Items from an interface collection
________

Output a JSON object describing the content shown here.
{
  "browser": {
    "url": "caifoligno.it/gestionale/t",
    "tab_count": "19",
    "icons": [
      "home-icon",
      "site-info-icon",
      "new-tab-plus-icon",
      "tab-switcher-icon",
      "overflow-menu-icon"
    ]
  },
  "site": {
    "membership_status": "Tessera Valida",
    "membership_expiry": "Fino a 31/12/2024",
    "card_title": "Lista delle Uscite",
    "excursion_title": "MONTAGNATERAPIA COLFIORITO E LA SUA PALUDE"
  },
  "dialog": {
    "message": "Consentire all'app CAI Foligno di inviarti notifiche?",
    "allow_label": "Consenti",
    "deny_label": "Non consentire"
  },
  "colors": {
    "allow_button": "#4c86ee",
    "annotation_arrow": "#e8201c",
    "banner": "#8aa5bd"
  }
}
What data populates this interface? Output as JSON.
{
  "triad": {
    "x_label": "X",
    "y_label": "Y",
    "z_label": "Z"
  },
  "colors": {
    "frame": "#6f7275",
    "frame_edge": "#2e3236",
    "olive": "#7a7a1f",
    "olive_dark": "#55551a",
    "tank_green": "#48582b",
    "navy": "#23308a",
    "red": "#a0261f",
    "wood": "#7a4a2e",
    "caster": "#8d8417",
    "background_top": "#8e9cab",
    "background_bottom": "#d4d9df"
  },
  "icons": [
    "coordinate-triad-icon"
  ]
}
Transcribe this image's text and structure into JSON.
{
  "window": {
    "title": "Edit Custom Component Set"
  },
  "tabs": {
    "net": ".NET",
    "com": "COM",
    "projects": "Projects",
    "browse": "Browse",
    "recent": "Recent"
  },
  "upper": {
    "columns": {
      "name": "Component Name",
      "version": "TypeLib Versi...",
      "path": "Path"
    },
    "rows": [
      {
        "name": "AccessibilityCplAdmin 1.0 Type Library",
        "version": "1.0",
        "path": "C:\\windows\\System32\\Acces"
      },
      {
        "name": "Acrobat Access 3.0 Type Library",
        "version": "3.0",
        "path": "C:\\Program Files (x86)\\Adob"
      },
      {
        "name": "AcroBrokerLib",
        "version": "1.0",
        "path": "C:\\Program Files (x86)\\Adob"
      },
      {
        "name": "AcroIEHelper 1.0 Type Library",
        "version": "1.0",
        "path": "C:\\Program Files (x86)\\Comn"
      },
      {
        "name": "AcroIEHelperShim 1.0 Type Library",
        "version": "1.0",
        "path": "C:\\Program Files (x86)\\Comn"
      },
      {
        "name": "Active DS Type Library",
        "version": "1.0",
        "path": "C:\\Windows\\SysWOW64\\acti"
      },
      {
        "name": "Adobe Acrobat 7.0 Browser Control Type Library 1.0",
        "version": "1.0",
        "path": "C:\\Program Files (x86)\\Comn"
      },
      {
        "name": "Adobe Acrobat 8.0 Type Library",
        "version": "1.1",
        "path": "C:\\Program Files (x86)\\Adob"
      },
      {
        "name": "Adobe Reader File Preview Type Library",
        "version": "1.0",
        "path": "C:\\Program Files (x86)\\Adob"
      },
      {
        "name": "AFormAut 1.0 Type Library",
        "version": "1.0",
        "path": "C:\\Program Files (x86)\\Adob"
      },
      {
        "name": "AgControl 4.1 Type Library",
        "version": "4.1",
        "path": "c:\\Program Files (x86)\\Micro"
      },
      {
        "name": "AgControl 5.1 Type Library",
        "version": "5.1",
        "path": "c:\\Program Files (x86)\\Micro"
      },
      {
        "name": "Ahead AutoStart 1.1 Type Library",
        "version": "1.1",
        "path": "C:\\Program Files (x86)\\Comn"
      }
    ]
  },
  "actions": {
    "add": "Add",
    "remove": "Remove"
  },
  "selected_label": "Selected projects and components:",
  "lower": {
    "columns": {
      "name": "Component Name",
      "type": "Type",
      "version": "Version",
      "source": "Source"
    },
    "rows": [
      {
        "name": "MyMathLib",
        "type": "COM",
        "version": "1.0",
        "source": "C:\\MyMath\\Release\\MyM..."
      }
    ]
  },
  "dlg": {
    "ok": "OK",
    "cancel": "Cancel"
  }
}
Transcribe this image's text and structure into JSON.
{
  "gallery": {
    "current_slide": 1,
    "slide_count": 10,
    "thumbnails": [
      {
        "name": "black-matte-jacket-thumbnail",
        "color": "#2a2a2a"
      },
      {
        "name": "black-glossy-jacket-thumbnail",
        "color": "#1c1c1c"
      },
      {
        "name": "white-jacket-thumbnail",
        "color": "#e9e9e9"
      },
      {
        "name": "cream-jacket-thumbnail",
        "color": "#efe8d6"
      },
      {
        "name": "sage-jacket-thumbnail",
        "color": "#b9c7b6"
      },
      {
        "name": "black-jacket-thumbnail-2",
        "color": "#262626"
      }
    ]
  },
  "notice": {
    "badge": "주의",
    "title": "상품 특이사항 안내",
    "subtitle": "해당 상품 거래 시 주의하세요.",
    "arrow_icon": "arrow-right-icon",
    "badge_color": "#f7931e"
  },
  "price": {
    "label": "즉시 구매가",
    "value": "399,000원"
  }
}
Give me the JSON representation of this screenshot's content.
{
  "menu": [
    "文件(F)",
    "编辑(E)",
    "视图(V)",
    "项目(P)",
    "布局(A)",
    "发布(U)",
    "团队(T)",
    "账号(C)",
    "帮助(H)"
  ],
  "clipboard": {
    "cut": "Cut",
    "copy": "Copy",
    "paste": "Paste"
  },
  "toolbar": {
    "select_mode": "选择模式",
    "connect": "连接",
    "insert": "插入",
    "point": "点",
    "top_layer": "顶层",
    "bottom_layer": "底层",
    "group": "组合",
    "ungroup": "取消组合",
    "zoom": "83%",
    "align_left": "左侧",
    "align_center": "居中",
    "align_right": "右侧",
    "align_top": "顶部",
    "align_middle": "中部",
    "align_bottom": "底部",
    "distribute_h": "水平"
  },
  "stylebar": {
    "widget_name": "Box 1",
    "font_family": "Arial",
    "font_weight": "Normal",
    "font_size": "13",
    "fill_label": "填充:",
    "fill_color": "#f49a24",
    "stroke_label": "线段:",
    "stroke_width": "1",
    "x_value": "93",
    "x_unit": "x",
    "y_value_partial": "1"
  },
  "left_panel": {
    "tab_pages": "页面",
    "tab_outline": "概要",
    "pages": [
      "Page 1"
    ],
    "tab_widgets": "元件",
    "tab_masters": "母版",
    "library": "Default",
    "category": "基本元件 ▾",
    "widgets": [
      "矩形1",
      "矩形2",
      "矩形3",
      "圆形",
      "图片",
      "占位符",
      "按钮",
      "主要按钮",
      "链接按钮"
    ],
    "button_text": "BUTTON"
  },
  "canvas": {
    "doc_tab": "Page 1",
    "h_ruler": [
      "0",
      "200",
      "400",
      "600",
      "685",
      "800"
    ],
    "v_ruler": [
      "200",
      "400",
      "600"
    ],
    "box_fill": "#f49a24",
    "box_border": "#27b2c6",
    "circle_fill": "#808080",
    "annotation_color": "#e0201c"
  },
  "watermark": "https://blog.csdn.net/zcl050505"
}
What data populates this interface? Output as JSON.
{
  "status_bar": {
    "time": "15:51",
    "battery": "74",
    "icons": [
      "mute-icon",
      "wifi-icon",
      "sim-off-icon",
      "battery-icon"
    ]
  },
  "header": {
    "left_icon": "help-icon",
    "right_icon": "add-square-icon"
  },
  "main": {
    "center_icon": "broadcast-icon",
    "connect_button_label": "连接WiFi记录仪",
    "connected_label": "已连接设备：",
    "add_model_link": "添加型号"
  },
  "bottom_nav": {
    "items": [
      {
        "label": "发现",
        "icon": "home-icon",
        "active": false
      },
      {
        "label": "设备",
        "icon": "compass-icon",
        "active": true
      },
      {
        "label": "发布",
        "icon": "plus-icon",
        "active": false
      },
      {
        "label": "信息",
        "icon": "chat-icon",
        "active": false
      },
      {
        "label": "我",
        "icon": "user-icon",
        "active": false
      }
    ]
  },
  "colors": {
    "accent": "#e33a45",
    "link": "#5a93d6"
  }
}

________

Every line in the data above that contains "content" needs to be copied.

[Result for this task]:
Output a JSON object describing the content shown here.
Give me the JSON representation of this screenshot's content.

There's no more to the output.